* Exercise *
All the entries below should be reproduced exactly.

* Excerpted records *

______________________________

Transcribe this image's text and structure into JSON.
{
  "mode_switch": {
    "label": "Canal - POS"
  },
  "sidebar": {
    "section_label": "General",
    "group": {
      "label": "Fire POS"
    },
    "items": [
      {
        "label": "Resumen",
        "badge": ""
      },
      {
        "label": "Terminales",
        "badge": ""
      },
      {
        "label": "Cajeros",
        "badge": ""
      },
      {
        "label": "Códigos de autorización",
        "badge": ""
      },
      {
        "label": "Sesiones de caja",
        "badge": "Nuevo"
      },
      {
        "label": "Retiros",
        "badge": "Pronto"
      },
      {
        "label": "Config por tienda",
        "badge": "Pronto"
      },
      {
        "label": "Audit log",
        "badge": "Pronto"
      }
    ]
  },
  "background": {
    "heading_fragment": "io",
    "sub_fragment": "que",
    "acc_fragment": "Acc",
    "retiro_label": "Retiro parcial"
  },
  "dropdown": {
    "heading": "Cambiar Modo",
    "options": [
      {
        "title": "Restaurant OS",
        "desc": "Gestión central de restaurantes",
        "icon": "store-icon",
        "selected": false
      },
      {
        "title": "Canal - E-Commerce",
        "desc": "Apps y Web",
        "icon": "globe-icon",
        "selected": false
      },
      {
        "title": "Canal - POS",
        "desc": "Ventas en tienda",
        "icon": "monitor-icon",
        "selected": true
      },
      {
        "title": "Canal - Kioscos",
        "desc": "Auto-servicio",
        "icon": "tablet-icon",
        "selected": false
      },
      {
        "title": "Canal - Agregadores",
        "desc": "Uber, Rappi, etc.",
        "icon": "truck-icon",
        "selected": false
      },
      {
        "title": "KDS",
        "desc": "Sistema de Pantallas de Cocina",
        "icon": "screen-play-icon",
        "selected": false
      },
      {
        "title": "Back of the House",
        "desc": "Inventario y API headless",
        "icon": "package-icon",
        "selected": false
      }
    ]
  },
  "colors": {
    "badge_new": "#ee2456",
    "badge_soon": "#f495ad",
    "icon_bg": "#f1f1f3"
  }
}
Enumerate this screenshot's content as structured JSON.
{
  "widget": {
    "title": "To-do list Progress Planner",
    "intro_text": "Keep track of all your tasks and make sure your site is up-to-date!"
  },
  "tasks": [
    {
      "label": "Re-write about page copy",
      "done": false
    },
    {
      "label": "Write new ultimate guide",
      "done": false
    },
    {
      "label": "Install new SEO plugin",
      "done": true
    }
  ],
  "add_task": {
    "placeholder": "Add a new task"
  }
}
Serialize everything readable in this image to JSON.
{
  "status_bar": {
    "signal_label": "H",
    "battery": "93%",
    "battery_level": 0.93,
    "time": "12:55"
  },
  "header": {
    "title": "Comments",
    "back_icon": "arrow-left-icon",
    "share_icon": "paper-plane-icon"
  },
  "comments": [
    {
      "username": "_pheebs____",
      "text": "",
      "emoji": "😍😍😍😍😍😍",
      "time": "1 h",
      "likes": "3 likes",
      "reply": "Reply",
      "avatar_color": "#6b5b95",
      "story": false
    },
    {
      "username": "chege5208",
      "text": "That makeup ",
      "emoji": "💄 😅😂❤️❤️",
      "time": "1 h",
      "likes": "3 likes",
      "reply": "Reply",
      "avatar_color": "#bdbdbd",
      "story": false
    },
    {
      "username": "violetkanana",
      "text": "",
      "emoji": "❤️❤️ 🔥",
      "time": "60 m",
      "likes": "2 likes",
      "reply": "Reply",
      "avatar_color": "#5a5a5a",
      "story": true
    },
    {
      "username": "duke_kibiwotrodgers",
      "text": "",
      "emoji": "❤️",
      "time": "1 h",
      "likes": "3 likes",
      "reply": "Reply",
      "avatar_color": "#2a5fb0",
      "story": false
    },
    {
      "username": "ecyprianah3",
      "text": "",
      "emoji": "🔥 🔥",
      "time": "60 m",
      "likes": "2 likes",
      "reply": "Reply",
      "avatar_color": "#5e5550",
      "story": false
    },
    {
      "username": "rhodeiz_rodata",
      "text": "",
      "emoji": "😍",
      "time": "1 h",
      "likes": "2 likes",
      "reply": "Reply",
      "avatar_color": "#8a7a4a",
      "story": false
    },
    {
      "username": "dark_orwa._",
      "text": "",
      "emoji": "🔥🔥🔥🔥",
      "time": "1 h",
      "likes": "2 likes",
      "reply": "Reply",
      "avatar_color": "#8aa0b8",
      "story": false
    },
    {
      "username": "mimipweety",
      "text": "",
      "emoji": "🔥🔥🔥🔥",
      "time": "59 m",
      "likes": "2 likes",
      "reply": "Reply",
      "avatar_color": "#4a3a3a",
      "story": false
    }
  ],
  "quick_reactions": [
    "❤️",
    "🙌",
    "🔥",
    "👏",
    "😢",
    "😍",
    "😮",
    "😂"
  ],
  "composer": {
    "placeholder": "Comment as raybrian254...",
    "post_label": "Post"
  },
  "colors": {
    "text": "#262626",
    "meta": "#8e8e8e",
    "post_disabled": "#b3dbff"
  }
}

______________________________

* Response to the task *
Transcribe this image's text and structure into JSON.
{
  "mode_switch": {
    "label": "Canal - POS"
  },
  "sidebar": {
    "section_label": "General",
    "group": {
      "label": "Fire POS"
    },
    "items": [
      {
        "label": "Resumen",
        "badge": ""
      },
      {
        "label": "Terminales",
        "badge": ""
      },
      {
        "label": "Cajeros",
        "badge": ""
      },
      {
        "label": "Códigos de autorización",
        "badge": ""
      },
      {
        "label": "Sesiones de caja",
        "badge": "Nuevo"
      },
      {
        "label": "Retiros",
        "badge": "Pronto"
      },
      {
        "label": "Config por tienda",
        "badge": "Pronto"
      },
      {
        "label": "Audit log",
        "badge": "Pronto"
      }
    ]
  },
  "background": {
    "heading_fragment": "io",
    "sub_fragment": "que",
    "acc_fragment": "Acc",
    "retiro_label": "Retiro parcial"
  },
  "dropdown": {
    "heading": "Cambiar Modo",
    "options": [
      {
        "title": "Restaurant OS",
        "desc": "Gestión central de restaurantes",
        "icon": "store-icon",
        "selected": false
      },
      {
        "title": "Canal - E-Commerce",
        "desc": "Apps y Web",
        "icon": "globe-icon",
        "selected": false
      },
      {
        "title": "Canal - POS",
        "desc": "Ventas en tienda",
        "icon": "monitor-icon",
        "selected": true
      },
      {
        "title": "Canal - Kioscos",
        "desc": "Auto-servicio",
        "icon": "tablet-icon",
        "selected": false
      },
      {
        "title": "Canal - Agregadores",
        "desc": "Uber, Rappi, etc.",
        "icon": "truck-icon",
        "selected": false
      },
      {
        "title": "KDS",
        "desc": "Sistema de Pantallas de Cocina",
        "icon": "screen-play-icon",
        "selected": false
      },
      {
        "title": "Back of the House",
        "desc": "Inventario y API headless",
        "icon": "package-icon",
        "selected": false
      }
    ]
  },
  "colors": {
    "badge_new": "#ee2456",
    "badge_soon": "#f495ad",
    "icon_bg": "#f1f1f3"
  }
}
Enumerate this screenshot's content as structured JSON.
{
  "widget": {
    "title": "To-do list Progress Planner",
    "intro_text": "Keep track of all your tasks and make sure your site is up-to-date!"
  },
  "tasks": [
    {
      "label": "Re-write about page copy",
      "done": false
    },
    {
      "label": "Write new ultimate guide",
      "done": false
    },
    {
      "label": "Install new SEO plugin",
      "done": true
    }
  ],
  "add_task": {
    "placeholder": "Add a new task"
  }
}
Serialize everything readable in this image to JSON.
{
  "status_bar": {
    "signal_label": "H",
    "battery": "93%",
    "battery_level": 0.93,
    "time": "12:55"
  },
  "header": {
    "title": "Comments",
    "back_icon": "arrow-left-icon",
    "share_icon": "paper-plane-icon"
  },
  "comments": [
    {
      "username": "_pheebs____",
      "text": "",
      "emoji": "😍😍😍😍😍😍",
      "time": "1 h",
      "likes": "3 likes",
      "reply": "Reply",
      "avatar_color": "#6b5b95",
      "story": false
    },
    {
      "username": "chege5208",
      "text": "That makeup ",
      "emoji": "💄 😅😂❤️❤️",
      "time": "1 h",
      "likes": "3 likes",
      "reply": "Reply",
      "avatar_color": "#bdbdbd",
      "story": false
    },
    {
      "username": "violetkanana",
      "text": "",
      "emoji": "❤️❤️ 🔥",
      "time": "60 m",
      "likes": "2 likes",
      "reply": "Reply",
      "avatar_color": "#5a5a5a",
      "story": true
    },
    {
      "username": "duke_kibiwotrodgers",
      "text": "",
      "emoji": "❤️",
      "time": "1 h",
      "likes": "3 likes",
      "reply": "Reply",
      "avatar_color": "#2a5fb0",
      "story": false
    },
    {
      "username": "ecyprianah3",
      "text": "",
      "emoji": "🔥 🔥",
      "time": "60 m",
      "likes": "2 likes",
      "reply": "Reply",
      "avatar_color": "#5e5550",
      "story": false
    },
    {
      "username": "rhodeiz_rodata",
      "text": "",
      "emoji": "😍",
      "time": "1 h",
      "likes": "2 likes",
      "reply": "Reply",
      "avatar_color": "#8a7a4a",
      "story": false
    },
    {
      "username": "dark_orwa._",
      "text": "",
      "emoji": "🔥🔥🔥🔥",
      "time": "1 h",
      "likes": "2 likes",
      "reply": "Reply",
      "avatar_color": "#8aa0b8",
      "story": false
    },
    {
      "username": "mimipweety",
      "text": "",
      "emoji": "🔥🔥🔥🔥",
      "time": "59 m",
      "likes": "2 likes",
      "reply": "Reply",
      "avatar_color": "#4a3a3a",
      "story": false
    }
  ],
  "quick_reactions": [
    "❤️",
    "🙌",
    "🔥",
    "👏",
    "😢",
    "😍",
    "😮",
    "😂"
  ],
  "composer": {
    "placeholder": "Comment as raybrian254...",
    "post_label": "Post"
  },
  "colors": {
    "text": "#262626",
    "meta": "#8e8e8e",
    "post_disabled": "#b3dbff"
  }
}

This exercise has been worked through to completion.